From the Boston Globe comes news that after approving a bill outlawing the torture and inhuman treatment of detainees, George W. Bush issued a “signing statement,” a document which contains his interpretation of the bill. Not surprisingly, that interpretation is a declaration that he intends to view the torture ban within the context of his “broader powers” to protect national security.
In other words, the ban on torture on cruel and inhuman treatment of detainees means about as much as the law forbidding electronic surveillance without warrants of persons suspected of engaging in terrorism. Bush’s signing statement was posted on the White House website; it is not a secret document, merely one–another one–that is floating by unnoticed.
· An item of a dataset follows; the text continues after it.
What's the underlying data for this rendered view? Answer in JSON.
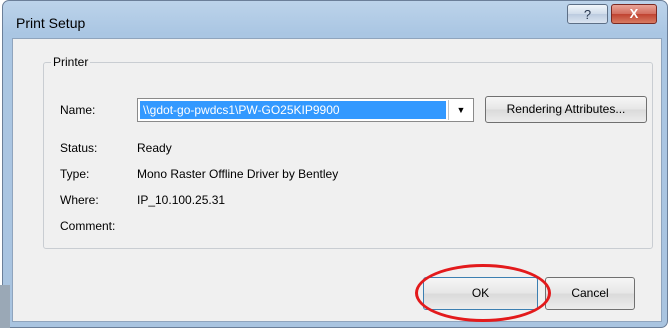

A senior White House official is quoted as saying: “Of course the president has the obligation to follow this law, [but] he also has the obligation to defend and protect the country as the commander in chief, and he will have to square those two responsibilities in each case. ‘We are not expecting that those two responsibilities will come into conflict, but it’s possible that they will.”